- The probiotics will promote a healthy gut flora and boost immunity
- Its several carotenoids form vital precursors that these pets skin need to have a deeper, vivid, and saturated skin pigmentation or color in case they have faded.
- It has no artificial colors, dyes, or additives.
2. Nature Zone Bearded Dragon Vitamins & Probiotic
This Nature Zone product is not just for bearded dragons but by most amphibians and reptiles. You need to sprinkle a small amount to their live foods, including crickets or their veggies.
- It will add seven different probiotic bacteria to the gut flora, something that will improve digestion, especially of veggies and greens.

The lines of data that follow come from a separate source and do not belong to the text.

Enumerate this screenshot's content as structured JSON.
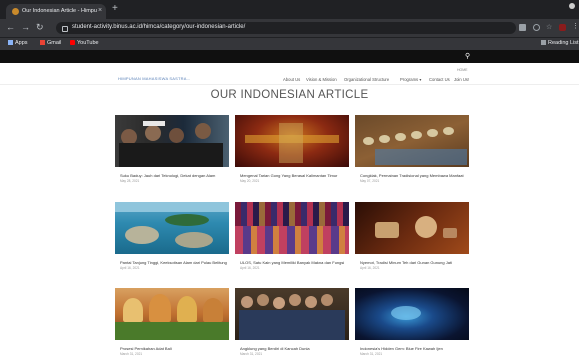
{
  "browser": {
    "tab_title": "Our Indonesian Article - Himpu",
    "url": "student-activity.binus.ac.id/himca/category/our-indonesian-article/",
    "bookmarks": [
      "Apps",
      "Gmail",
      "YouTube"
    ],
    "reading_list": "Reading List"
  },
  "site": {
    "logo": "HIMPUNAN MAHASISWA SASTRA...",
    "nav": [
      "About Us",
      "Vision & Mission",
      "Organizational Structure",
      "Programs",
      "Contact Us",
      "Join Us!"
    ],
    "breadcrumb": "HOME",
    "page_title": "OUR INDONESIAN ARTICLE"
  },
  "articles": [
    {
      "title": "Suku Baduy: Jauh dari Teknologi, Dekat dengan Alam",
      "date": "May 28, 2021"
    },
    {
      "title": "Mengenal Tarian Gong Yang Berasal Kalimantan Timur",
      "date": "May 20, 2021"
    },
    {
      "title": "Congklak, Permainan Tradisional yang Membawa Manfaat",
      "date": "May 07, 2021"
    },
    {
      "title": "Pantai Tanjung Tinggi, Keeksotisan Alam dari Pulau Belitung",
      "date": "April 16, 2021"
    },
    {
      "title": "ULOS, Satu Kain yang Memiliki Banyak Makna dan Fungsi",
      "date": "April 16, 2021"
    },
    {
      "title": "Nyemot, Tradisi Minum Teh dari Gunan Gunung Jati",
      "date": "April 16, 2021"
    },
    {
      "title": "Prosesi Pernikahan Adat Bali",
      "date": "March 31, 2021"
    },
    {
      "title": "Angklung yang Berdiri di Kancah Dunia",
      "date": "March 31, 2021"
    },
    {
      "title": "Indonesia's Hidden Gem: Blue Fire Kawah Ijen",
      "date": "March 31, 2021"
    }
  ]
}
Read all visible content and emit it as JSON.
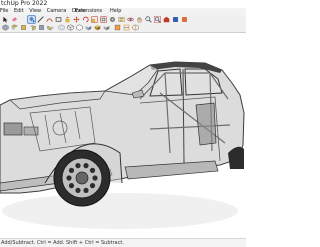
{
  "window": {
    "title": "tchUp Pro 2022"
  },
  "menu": {
    "items": [
      "File",
      "Edit",
      "View",
      "Camera",
      "Draw"
    ],
    "extensions": "Extensions",
    "help": "Help"
  },
  "toolbar": {
    "row1": [
      "select-tool",
      "eraser-tool",
      "paint-bucket-tool",
      "line-tool",
      "arc-tool",
      "rectangle-tool",
      "push-pull-tool",
      "move-tool",
      "rotate-tool",
      "scale-tool",
      "offset-tool",
      "tape-measure-tool",
      "text-tool",
      "orbit-tool",
      "pan-tool",
      "zoom-tool",
      "zoom-extents-tool",
      "3d-warehouse",
      "extension-warehouse",
      "layout",
      "styles"
    ],
    "row2": [
      "iso-view",
      "top-view",
      "front-view",
      "right-view",
      "back-view",
      "left-view",
      "xray-style",
      "wireframe-style",
      "hidden-line-style",
      "shaded-style",
      "textured-style",
      "monochrome-style",
      "section-plane",
      "section-display",
      "section-cuts"
    ],
    "selected_index": 2
  },
  "status": {
    "text": "Add/Subtract. Ctrl = Add. Shift + Ctrl = Subtract."
  },
  "scene": {
    "subject": "3d-car-model-xray",
    "body_color": "#c4c4c4",
    "edge_color": "#3a3a3a",
    "shadow_color": "#e9e9e9"
  }
}
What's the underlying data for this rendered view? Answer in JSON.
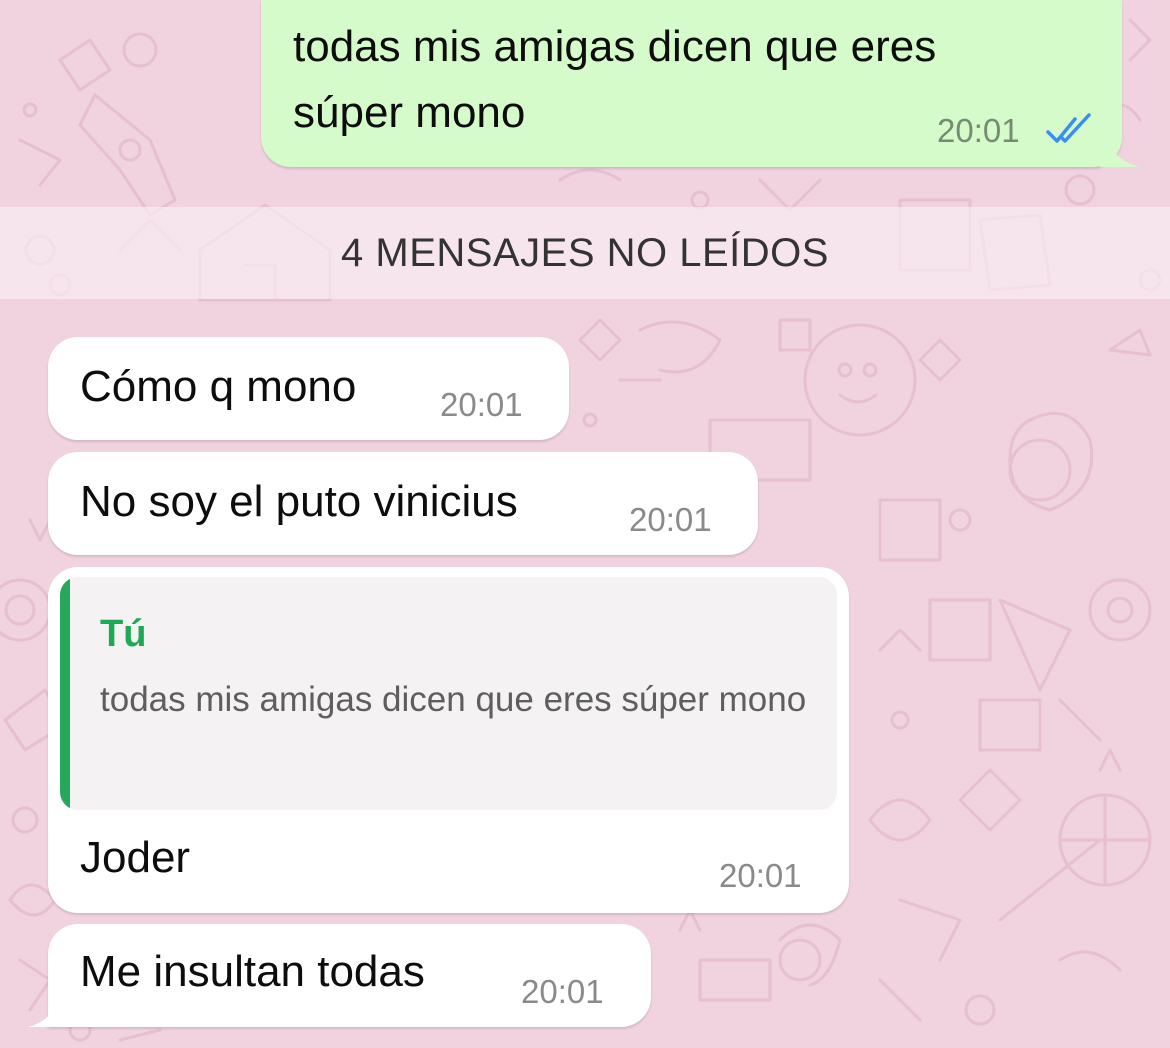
{
  "messages": {
    "m1": {
      "text_line1": "todas mis amigas dicen que eres",
      "text_line2": "súper mono",
      "time": "20:01",
      "status": "read"
    },
    "unread_divider": "4 MENSAJES NO LEÍDOS",
    "m2": {
      "text": "Cómo q mono",
      "time": "20:01"
    },
    "m3": {
      "text": "No soy el puto vinicius",
      "time": "20:01"
    },
    "m4": {
      "quote_author": "Tú",
      "quote_text": "todas mis amigas dicen que eres súper mono",
      "text": "Joder",
      "time": "20:01"
    },
    "m5": {
      "text": "Me insultan todas",
      "time": "20:01"
    }
  },
  "colors": {
    "wallpaper": "#f0d3df",
    "outgoing_bubble": "#d6fbcb",
    "incoming_bubble": "#ffffff",
    "read_ticks": "#3b8ff0",
    "quote_accent": "#26a85a"
  },
  "icons": {
    "read_receipt": "double-check-icon"
  }
}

- It has carotenoids such as beta-carotene, zeaxanthin canthaxanthin will are vital precursors in ensuring vivid skin pigmentation.
Dusting supplement schedule

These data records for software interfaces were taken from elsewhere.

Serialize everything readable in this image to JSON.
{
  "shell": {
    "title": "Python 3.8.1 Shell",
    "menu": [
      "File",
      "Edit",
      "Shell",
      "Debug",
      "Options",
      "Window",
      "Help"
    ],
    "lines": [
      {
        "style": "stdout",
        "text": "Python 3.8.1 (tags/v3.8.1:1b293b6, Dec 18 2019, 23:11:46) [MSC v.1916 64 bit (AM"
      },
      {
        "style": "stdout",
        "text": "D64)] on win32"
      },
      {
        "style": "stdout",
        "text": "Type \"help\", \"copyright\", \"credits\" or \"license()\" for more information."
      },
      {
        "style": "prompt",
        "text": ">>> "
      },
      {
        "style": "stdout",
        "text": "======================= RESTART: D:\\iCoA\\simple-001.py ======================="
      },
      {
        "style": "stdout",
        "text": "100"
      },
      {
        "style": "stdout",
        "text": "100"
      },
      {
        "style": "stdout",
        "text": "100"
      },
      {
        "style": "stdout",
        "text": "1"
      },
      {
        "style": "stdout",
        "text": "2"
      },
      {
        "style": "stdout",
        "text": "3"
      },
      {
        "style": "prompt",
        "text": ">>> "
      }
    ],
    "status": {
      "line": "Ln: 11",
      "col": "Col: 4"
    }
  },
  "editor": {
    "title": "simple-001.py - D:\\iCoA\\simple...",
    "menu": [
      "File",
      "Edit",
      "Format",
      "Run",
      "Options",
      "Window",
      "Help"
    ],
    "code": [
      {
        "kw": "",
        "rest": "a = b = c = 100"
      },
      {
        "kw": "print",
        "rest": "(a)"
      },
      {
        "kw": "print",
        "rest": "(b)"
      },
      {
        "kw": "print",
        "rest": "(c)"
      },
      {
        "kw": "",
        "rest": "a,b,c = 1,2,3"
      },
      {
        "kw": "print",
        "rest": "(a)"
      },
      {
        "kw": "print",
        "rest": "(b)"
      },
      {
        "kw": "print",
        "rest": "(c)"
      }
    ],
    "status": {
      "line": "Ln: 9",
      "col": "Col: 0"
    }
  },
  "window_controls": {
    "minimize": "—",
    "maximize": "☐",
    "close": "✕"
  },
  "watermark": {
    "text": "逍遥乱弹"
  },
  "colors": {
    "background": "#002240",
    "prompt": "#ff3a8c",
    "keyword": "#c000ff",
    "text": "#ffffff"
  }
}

We have given you the various supplements that these reptiles need. It is time to look at how you should dust their food.
To begin with, you should dust their vegetable salads and green and live feeder insects, and sprinkle these foods lightly. A smart way would be to alternating the days you dust vitamin D3 and calcium if you bought them separately.
A typical and vitamin D3 following the schedule if you have each separately:
- Baby bearded dragons – Dust their foods with calcium powder for five days in a week and vitamin D3, do it for two days in a week.
- For juveniles – If below a year, dust their food for 4-5 days in week calcium and two times for vitamin D3. Once they are over a year dust calcium 3-4 times in a week and for multivitamins, do it once or twice in a day a week,
- Adult bearded dragons – Dust their food with calcium twice in a week and vitamin D3 once in a week.
- Gravid female – if your beardies are carrying eggs, do it as you do for baby bearded dragons, i.e., five days in a week for calcium and vitamins for two days in a week. Calcium is vital for eggshell formation.
- Sick beardies – In case your beardie is ill, your vet will guide you on how to dust their food.
Let your herp veterinarian help you further with dosages as well as certify if your current regime works well for your herps.
Secondly, avoid free-standing supplements since your beardie may lick too much and overdose and dust lightly. Excessive consumption of some supplements like calcium can calcify bones and damage organs or cause hypercalcemia.
In addition to supplementation and providing the correct UVB rays, other tips that will ensure a healthy beardie include:
Gut load live feeder insects
Gut loading will help enhance nutrients of the various feeder insects you give these pets, whether they are crickets, mealworms, superworms, Dubia roaches, or other feeder insects. Do it 24-48 hours before feeding them to your pet.
Give high calcium foods
Also, give your beardies plenty of staple veggies such as collard greens, turnip greens, mustard greens as well as occasional vegetables such as kales and bok choy as they are high in this mineral.
Maintain correct temperature
Also, proper temperatures of 38 and 43°C in the basking area and 22 to 32°C on the cooler side are essential for these pets for adequate nutrients absorption as it boosts digestion.
Keep correct calcium: phosphorus ratio
While a Ca:P ratio of 1:1 is ok, target at keeping a proportion of Ca:P ratio at 2:1 or higher as this will ensure your pets do not suffer from calcium deficiency.
Furthermore, Avoid high phosphorus foods like a day old chick, muscle meat, pea sprouts, pinkie mice, and diet high in oxalic acid as it binds with calcium reducing the available one. Such foods include spinach, beetroot tops, rhubarb, beets, swiss chard, and so on.
Give them water or moisture source
Keep them hydrated. Dehydration hinders nutrient absorption, and it can be through ensuring their watering bowls are filled and giving them fresh foods.
- Stahl, S., and Donoghue, S. Nutrition of Reptiles. In: Hand MS, Thatcher CD, Remillard RL, et al., editors. Small Animal Clinical Nutrition. Topeka (KS): Mark Morris Institute; 2010.